Over the past six or so years I have developed a bit of a thing for luxury travel. I did my fair share of camping when my husband and I first got married (think no running water and digging your own toilet!), and I am now overcompensating with five-star resorts and hotels with swim up bars.
I was happy with my new holiday style and thought I’d said goodbye to camping for good, so when two sets of family friends recently suggested a camping holiday together, let’s just say I was less than enthusiastic.
Clearly outnumbered, I resigned myself to a weekend of camping. With six kids under five and two pregnant women (goodbye wine and brie cheese hour), what wasn’t there to look forward to?!
In reality, and despite my initial negativity, it was actually fabulous fun and I learned a few tricks of the trade. So, here you have it, my no-fail guide to surviving your first camping trip with kids.
1. Choose a site with power. Looking back, I think my biggest downfall in my early camping years was choosing to stay at places with no facilities. Yes, it’s lovely to be in the great outdoors with not another soul in sight, but it’s less lovely to pee in a hole in the middle of the night. We camped at a pretty swish campground this time around. Not only did it have running water and real toilets, it had hot showers, a water play area for kids, pools, a games room and a cooking area with fridges. There were even feature tiles in the shower. Seriously! At the very least, I would go for a campground with powered sites. It really made life so much easier. Particularly when my kids wanted lights on at random hours.
2. Get a tent with (at least) two rooms. We made the mistake of camping in a tent with only one room. It was a large room, and I figured given the boys both end up in our bed most nights it would be fine. I was wrong. If you aren’t used to all sleeping together in one room at home, then buy or borrow a tent that has more than one sleeping area. Even better if it has a separate area for you to throw all your bags and other bits. I’ve found that being able to separate the kids and have my own space is essential for my sanity. It’s also good if you have both kids in the tent and one needs a nap.
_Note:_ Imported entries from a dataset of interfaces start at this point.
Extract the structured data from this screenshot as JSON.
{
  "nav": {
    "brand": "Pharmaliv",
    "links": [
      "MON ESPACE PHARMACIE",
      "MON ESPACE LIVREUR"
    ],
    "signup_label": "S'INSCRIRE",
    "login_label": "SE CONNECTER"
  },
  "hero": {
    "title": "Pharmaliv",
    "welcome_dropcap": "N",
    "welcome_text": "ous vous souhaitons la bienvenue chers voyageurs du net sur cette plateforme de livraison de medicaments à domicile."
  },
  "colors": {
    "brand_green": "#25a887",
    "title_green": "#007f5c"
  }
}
Trying to quietly play UNO with a 4-year-old next to a sleeping baby is fraught with danger.
3. Bring scissors, plastic bags, rubber bands and baby wipes. Don’t ask questions. Just bring them. Don’t have a baby? Never mind, bring the baby wipes anyway. Trust me, you’ll use all of these things, probably more than once. Oh and bring a dust pan and broom. Even better if you have one of those fancy mini vac things.
4. Pack lightly. Tents are small spaces and I definitely overpacked. When we go again I’ll only pack a small amount of clothing and keep some of it in the car, swapping it over midway through the trip. In reality we lived in our swimmers for 95 percent of the day and then threw on some shorts and a jumper when it got cool in the evening. Don’t bother with toys. We brought bikes, some cards and a colouring in book and that kept them occupied for hours every day. One of the best things about camping was enjoying the outdoors and making up our own fun.
5. Take photos. It was only after we returned home that I realised I’d really not taken many photos of our first family camping adventure. Those are the sorts of photos that you end up treasuring years down the track and I’m sad I missed them. Next time I’ll be whipping the camera out at every opportunity. At least it did mean that I was fully present with the kids and in on the action the whole time.
It turns out camping with kids isn’t so bad after all. Actually, it was pretty great!
Have you taken the family camping? Would you do it again?